Advances in crash-avoidance systems have hit a fevered pace over the last few years, including vehicle-stability technology requirements on all 2012 models aimed at preventing rollover accidents . New advances are possible primarily because of telematics like GPS navigation systems and advanced computer-controlled drive systems. This technology is only the beginning of many incredible things to come—but will it eliminate auto accidents?
BMW’s Left Turn Assist leverages GPS and ABS. It can calculate the car’s position in traffic, determine if it is in the left-turn lane, and use forward-facing radar to scan oncoming traffic to figure out if a left turn can safely be completed. If not, the vehicle automatically applies the brakes and emits a warning.
The National Highway Transportation Administration is also developing a potential accident-avoidance plan called Intelligent Transportation System that uses vehicle-to-vehicle (V2V) and vehicle-to-infrastructure telematics to avoid intersection collisions and other types of V2V accidents. For example, if two cars are approaching a traffic-signal-controlled intersection, the system can tell from the traffic-signal infrastructure which vehicle has the green light and use GPS to calculate if the car facing the red light is slowing enough to stop for the signal. If not, it will alert the driver with the green light, giving the driver time to avoid the other vehicle. Impressive, isn’t it?

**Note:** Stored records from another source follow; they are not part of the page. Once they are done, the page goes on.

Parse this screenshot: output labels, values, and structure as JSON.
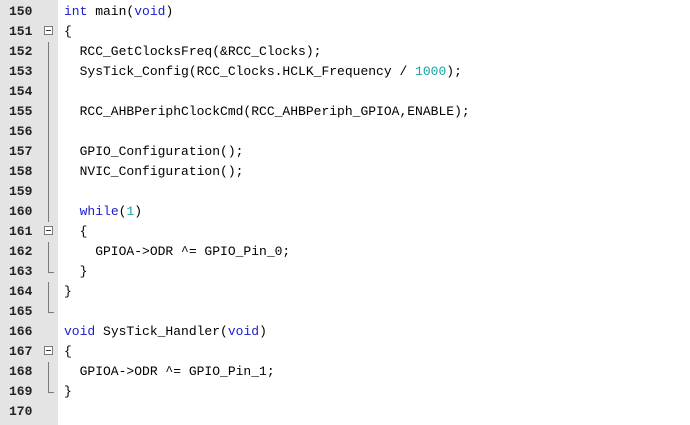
{
  "editor": {
    "lines": [
      {
        "num": "150",
        "fold": "none",
        "tokens": [
          {
            "t": "int",
            "k": "kw"
          },
          {
            "t": " main(",
            "k": "p"
          },
          {
            "t": "void",
            "k": "kw"
          },
          {
            "t": ")",
            "k": "p"
          }
        ]
      },
      {
        "num": "151",
        "fold": "open",
        "tokens": [
          {
            "t": "{",
            "k": "p"
          }
        ]
      },
      {
        "num": "152",
        "fold": "vert",
        "tokens": [
          {
            "t": "  RCC_GetClocksFreq(&RCC_Clocks);",
            "k": "p"
          }
        ]
      },
      {
        "num": "153",
        "fold": "vert",
        "tokens": [
          {
            "t": "  SysTick_Config(RCC_Clocks.HCLK_Frequency / ",
            "k": "p"
          },
          {
            "t": "1000",
            "k": "num"
          },
          {
            "t": ");",
            "k": "p"
          }
        ]
      },
      {
        "num": "154",
        "fold": "vert",
        "tokens": [
          {
            "t": "",
            "k": "p"
          }
        ]
      },
      {
        "num": "155",
        "fold": "vert",
        "tokens": [
          {
            "t": "  RCC_AHBPeriphClockCmd(RCC_AHBPeriph_GPIOA,ENABLE);",
            "k": "p"
          }
        ]
      },
      {
        "num": "156",
        "fold": "vert",
        "tokens": [
          {
            "t": "",
            "k": "p"
          }
        ]
      },
      {
        "num": "157",
        "fold": "vert",
        "tokens": [
          {
            "t": "  GPIO_Configuration();",
            "k": "p"
          }
        ]
      },
      {
        "num": "158",
        "fold": "vert",
        "tokens": [
          {
            "t": "  NVIC_Configuration();",
            "k": "p"
          }
        ]
      },
      {
        "num": "159",
        "fold": "vert",
        "tokens": [
          {
            "t": "",
            "k": "p"
          }
        ]
      },
      {
        "num": "160",
        "fold": "vert",
        "tokens": [
          {
            "t": "  ",
            "k": "p"
          },
          {
            "t": "while",
            "k": "kw"
          },
          {
            "t": "(",
            "k": "p"
          },
          {
            "t": "1",
            "k": "num"
          },
          {
            "t": ")",
            "k": "p"
          }
        ]
      },
      {
        "num": "161",
        "fold": "open",
        "tokens": [
          {
            "t": "  {",
            "k": "p"
          }
        ]
      },
      {
        "num": "162",
        "fold": "vert",
        "tokens": [
          {
            "t": "    GPIOA->ODR ^= GPIO_Pin_0;",
            "k": "p"
          }
        ]
      },
      {
        "num": "163",
        "fold": "end",
        "tokens": [
          {
            "t": "  }",
            "k": "p"
          }
        ]
      },
      {
        "num": "164",
        "fold": "vert",
        "tokens": [
          {
            "t": "}",
            "k": "p"
          }
        ]
      },
      {
        "num": "165",
        "fold": "end",
        "tokens": [
          {
            "t": "",
            "k": "p"
          }
        ]
      },
      {
        "num": "166",
        "fold": "none",
        "tokens": [
          {
            "t": "void",
            "k": "kw"
          },
          {
            "t": " SysTick_Handler(",
            "k": "p"
          },
          {
            "t": "void",
            "k": "kw"
          },
          {
            "t": ")",
            "k": "p"
          }
        ]
      },
      {
        "num": "167",
        "fold": "open",
        "tokens": [
          {
            "t": "{",
            "k": "p"
          }
        ]
      },
      {
        "num": "168",
        "fold": "vert",
        "tokens": [
          {
            "t": "  GPIOA->ODR ^= GPIO_Pin_1;",
            "k": "p"
          }
        ]
      },
      {
        "num": "169",
        "fold": "end",
        "tokens": [
          {
            "t": "}",
            "k": "p"
          }
        ]
      },
      {
        "num": "170",
        "fold": "none",
        "tokens": [
          {
            "t": "",
            "k": "p"
          }
        ]
      }
    ]
  },
  "colors": {
    "keyword": "#1b1bd1",
    "number": "#17a3a3",
    "text": "#000000",
    "gutter_bg": "#e4e4e4"
  },
  "icons": {
    "fold_open": "fold-collapse-icon",
    "fold_end": "fold-end-icon",
    "fold_line": "fold-line-icon"
  }
}
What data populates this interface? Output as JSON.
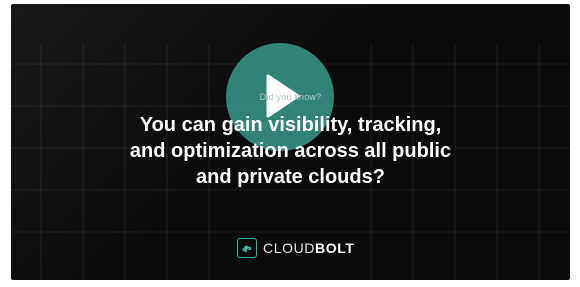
{
  "video": {
    "eyebrow": "Did you know?",
    "headline_lines": [
      "You can gain visibility, tracking,",
      "and optimization across all public",
      "and private clouds?"
    ],
    "brand_light": "CLOUD",
    "brand_bold": "BOLT",
    "play_icon": "play-icon",
    "accent_color": "#40b2a0",
    "background_color": "#0b0b0b"
  }
}
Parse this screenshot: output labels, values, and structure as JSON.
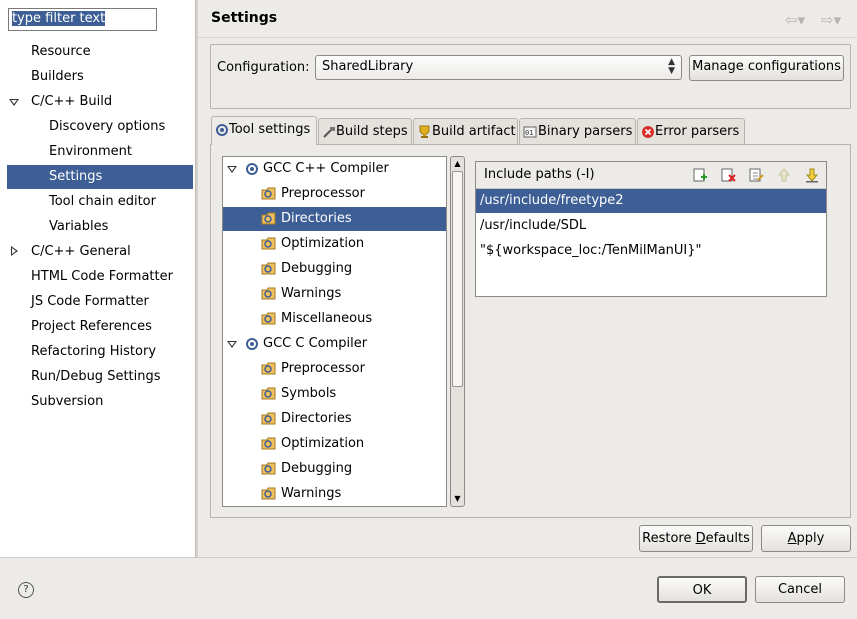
{
  "filter": {
    "placeholder": "type filter text"
  },
  "nav": {
    "items": [
      {
        "label": "Resource"
      },
      {
        "label": "Builders"
      },
      {
        "label": "C/C++ Build"
      },
      {
        "label": "Discovery options"
      },
      {
        "label": "Environment"
      },
      {
        "label": "Settings"
      },
      {
        "label": "Tool chain editor"
      },
      {
        "label": "Variables"
      },
      {
        "label": "C/C++ General"
      },
      {
        "label": "HTML Code Formatter"
      },
      {
        "label": "JS Code Formatter"
      },
      {
        "label": "Project References"
      },
      {
        "label": "Refactoring History"
      },
      {
        "label": "Run/Debug Settings"
      },
      {
        "label": "Subversion"
      }
    ]
  },
  "header": {
    "title": "Settings"
  },
  "config": {
    "label": "Configuration:",
    "value": "SharedLibrary",
    "manage_label": "Manage configurations"
  },
  "tabs": [
    {
      "label": "Tool settings",
      "icon": "tool-settings-icon"
    },
    {
      "label": "Build steps",
      "icon": "build-steps-icon"
    },
    {
      "label": "Build artifact",
      "icon": "trophy-icon"
    },
    {
      "label": "Binary parsers",
      "icon": "binary-icon"
    },
    {
      "label": "Error parsers",
      "icon": "error-icon"
    }
  ],
  "tree": {
    "cpp_compiler": "GCC C++ Compiler",
    "cpp_children": [
      "Preprocessor",
      "Directories",
      "Optimization",
      "Debugging",
      "Warnings",
      "Miscellaneous"
    ],
    "c_compiler": "GCC C Compiler",
    "c_children": [
      "Preprocessor",
      "Symbols",
      "Directories",
      "Optimization",
      "Debugging",
      "Warnings"
    ]
  },
  "include": {
    "header": "Include paths (-I)",
    "paths": [
      "/usr/include/freetype2",
      "/usr/include/SDL",
      "\"${workspace_loc:/TenMilManUI}\""
    ]
  },
  "buttons": {
    "restore_pre": "Restore ",
    "restore_key": "D",
    "restore_post": "efaults",
    "apply_key": "A",
    "apply_post": "pply",
    "ok": "OK",
    "cancel": "Cancel"
  },
  "colors": {
    "selection": "#3d5f96",
    "panel": "#edebe7"
  }
}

Similarly, Volvo and Mercedes have automatic-braking systems that apply the brakes if the forward-facing radar senses the driver is not braking adequately to avoid rear-ending another vehicle. Another Volvo technology—City Safety—uses a forward-facing camera and radar to identify pedestrians stepping in front of the car and will stop the car completely at speeds up to 22 mph. Given that many pedestrian accidents occur at speeds under 16 mph, this system will dramatically reduce these tragic of accidents.
Several manufacturers with moderately priced vehicles also have accident-avoidance technology like blind-spot warning systems that caution drivers of vehicles and motorcycles in their blind spots as well as back-up cameras to help avoid striking pedestrians or objects when backing up.
These technologies are aimed at eliminating the vast majority of common accidents, but can accidents truly be eliminated by technology? As long as human interaction is involved—and therefore human error—auto accidents will continue. Much of the technology noted above warns drivers—but warnings can be ignored. Technology is not foolproof and can fail even with common occurrences like dirty camera or radar lenses. So while we will continue to see a reduction in accidents of all types, they will always be around.
Statements and opinions expressed in this blog are solely those of the author. They are not offered as and do not constitute legal advice or opinion of Mitchell International Inc..